  • 4. IRM products often employ proprietary languages or schemes to specify information access and usage policies, but enterprises demand open standards for interoperabil- ity, integration and multi-sourcing to prevent lock-in to a particular product or vendor. Most IRM products defined policy based on pre-defined users or user groups, but lack identity-awareness in the ability to inspect content, and leverage knowledge of user context in evaluating policy and making policy decisions. This lack of identity-awareness results in the inability to define policy based on user attributes, organization struc- ture, and employee identity. These systems overlook role, user, group, device, content, application, location and other elements in policy decisions, resulting in high num- ber of policy and manual process to update policy to keep up with the user and organizational changes. Collectively, these factors often complicate enterprise deployment and significantly, and increase the Total Cost of Ownership (TCO). This high degree of maintenance is very error- prone, and results in under-enforcement by leaving gaps in data security policy. Additionally, the imprecise applica- tions of policies can also impose constraints to business processes and frustrate end-users. IRM solutions can address low level security, but lack an identity-driven approach. Current IRM products cannot fully address high value business collaboration scenarios across multiple communication and collaboration chan- nels. These scenarios include preventing external data loss, protecting intellectual property, preventing conflicts of interest, enforcing information barriers, and many more information protection requirements necessary to support regulatory compliance. Many IRM systems employ specific platform or content format-centric designs that protect native data or applica- tions well. But large enterprises deploy a heterogeneous information technology environment so IRM systems must interoperate with a variety of platforms, systems, docu- ment formats, and furthermore, with existing enterprise infrastructure like directory services, key business applica- tions and legacy applications as well. Usability and transparency to the end users is critical to prevent interruptions to business processes and achieve high levels of user acceptance. Transparency of operation, affords a number of benefits in terms of usability, including ease-of-use for the end user in applying protection and ease-of-access for the document recipient. Any IRM product that needs minimal or no end user intervention in applying protection is more likely to be used than a prod- uct that requires extra steps to apply the protection. End-user adoption has always represented a significant risk to successful IRM deployment because IRM systems do not interact with end users nor apply workflow to assist end users. IRM systems today do not support transparency of operations and burden users with the task to assess and set the usage rights consistently for documents before com- munication and distribution. Untrained or undisciplined content creators often forget to use IRM or apply policies in a haphazard fashion in order to avoid disruption in their business processes. Successful IRM deployment depends upon end user acceptance of changes in business processes and backed by rigorous and frequent user training. Conse- quently, a large-scale deployment of IRM often requires changes and interruptions to the ongoing business pro- cesses of both users and IT during deployment and use. Despite the benefits that current IRM systems can provide, it is still too complex and costly to deploy for the enter- prise. The new requirements coupled with the shortcom- ings of the traditional IRM products have limit applicability and wide-spread adoption of IRM in the enterprise. There- fore, a new approach to IRM is needed. The New Approach to IRM To fully extract the benefits of IRM, a simpler, more man- ageable, user friendlier and more enterprise ready ap- proach is needed. This paper looks at a new approach to IRM and key issues with the traditional IRM that needs to be addressed. It examines what IRM needs to provide in order to be effective in satisfying the needs of today’s enterprises. An effective IRM solution should provide the core func- tionality of traditional IRM but at the same time, meet the following requirements: Works across all file types and applications Flexible and Dynamic Identity-Based Policy Content Awareness Interoperability with Enterprise Identity and Access Management (IAM) Support for both Internal and External Collaboration Easy Enterprise Deployment and Management Open standards architecture to support un-tethered operation Improved End User Productivity Compatibility with the Information Lifecycle Man- agement
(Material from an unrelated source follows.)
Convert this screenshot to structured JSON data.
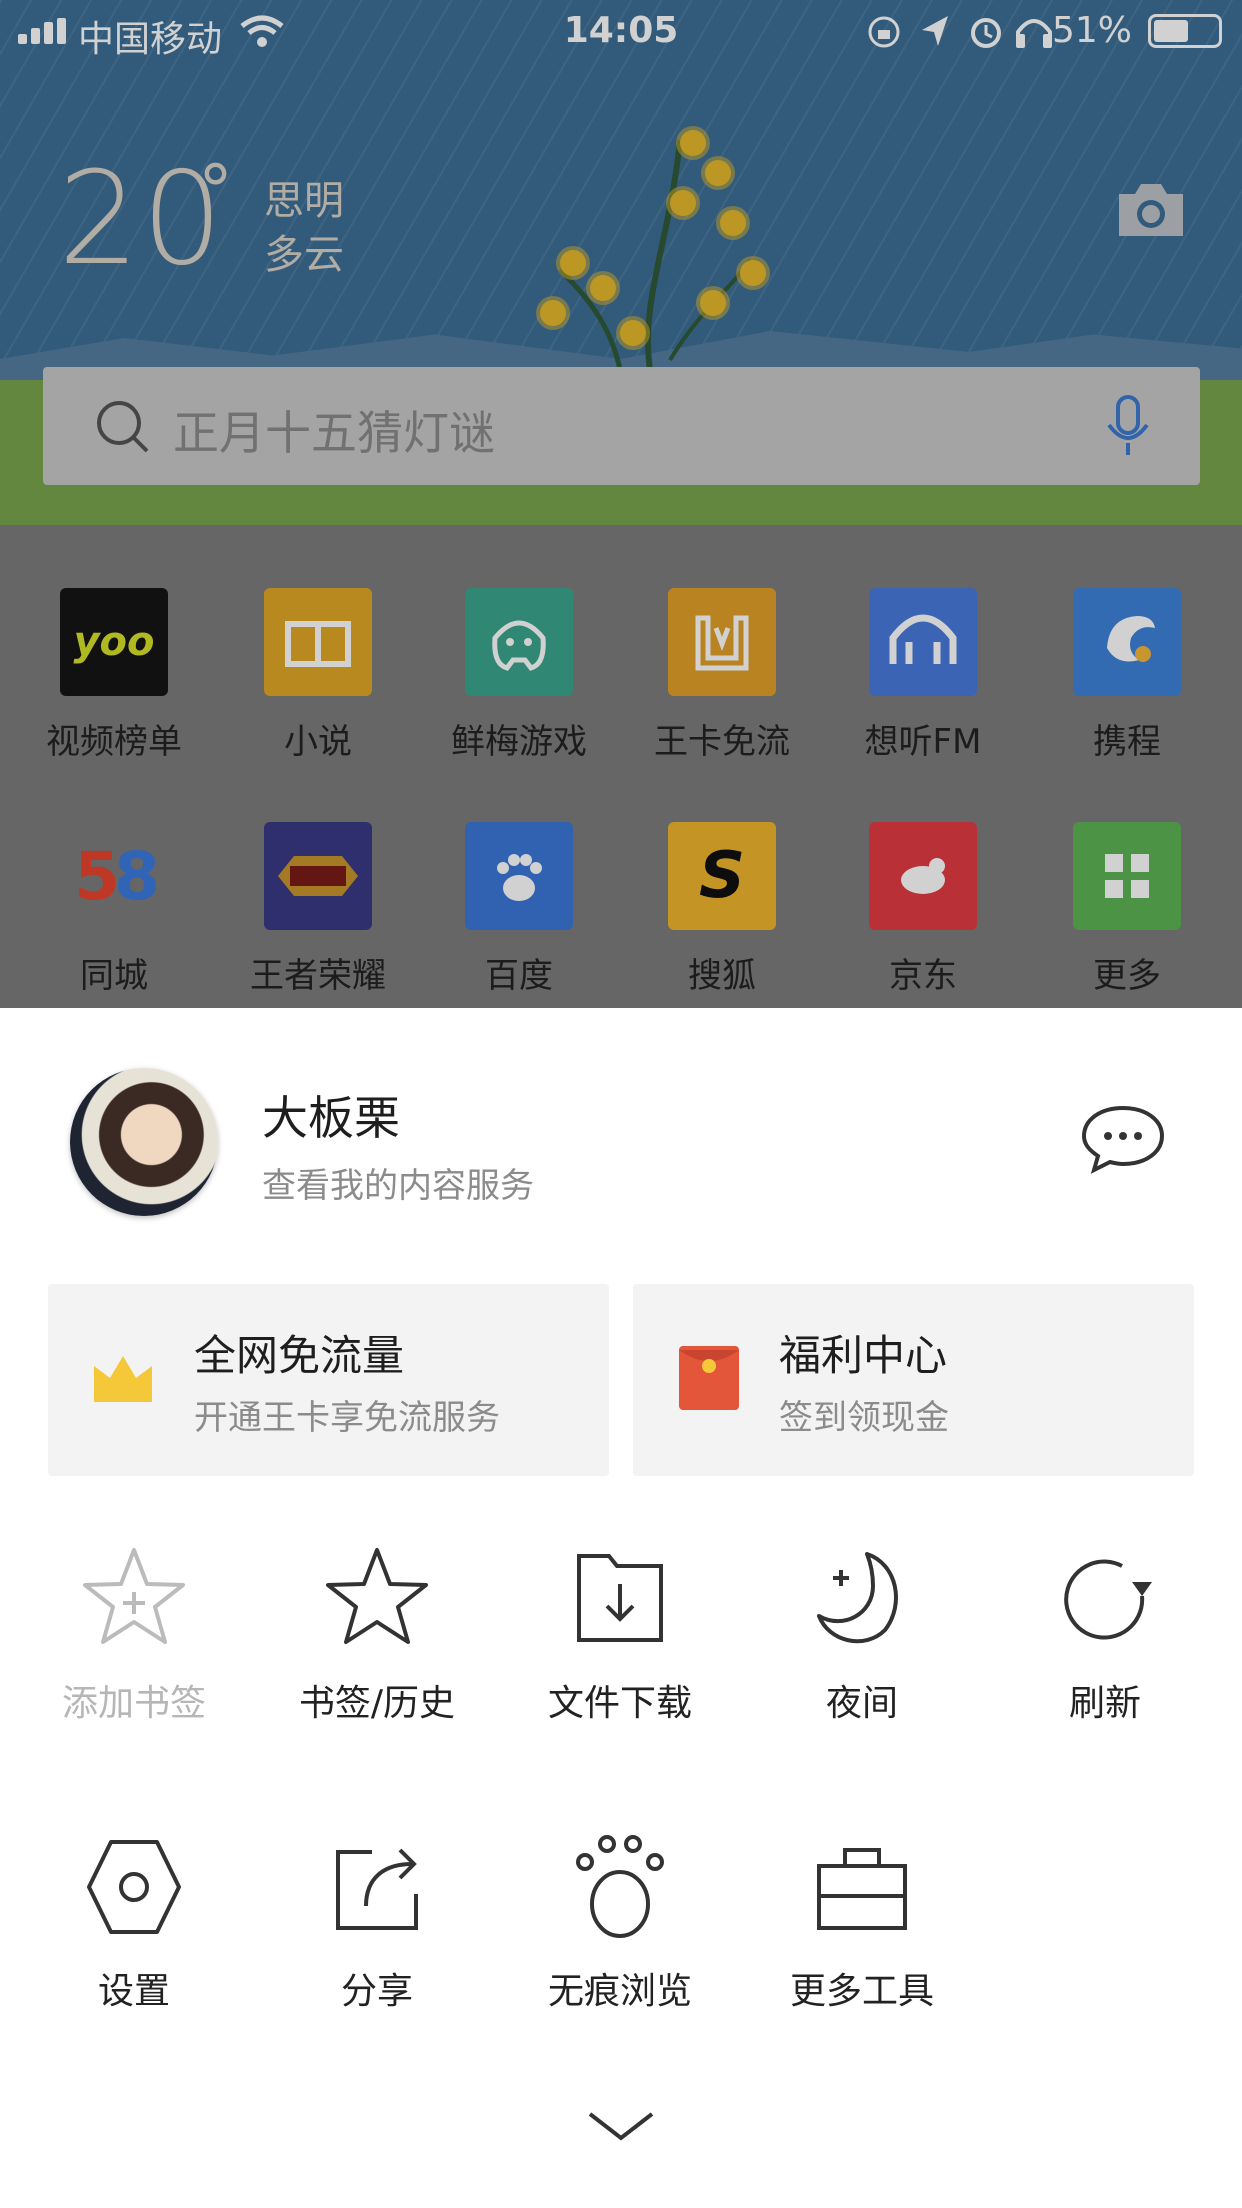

  • 5. Thank You! Thank you for reading a preview of “A New Approach to Enterprise Digital Rights Management” Request the full version of this White Paper to learn:  The key problems with traditional Information Risk Management solutions.  What an Information Rights Management solution needs in order to satisfy the needs of today’s enterprises.  How the NextLabs Enterprise DLP solution can address these requirements. Click HEREto request this White Paper. -NextLabs www.nextlabs.com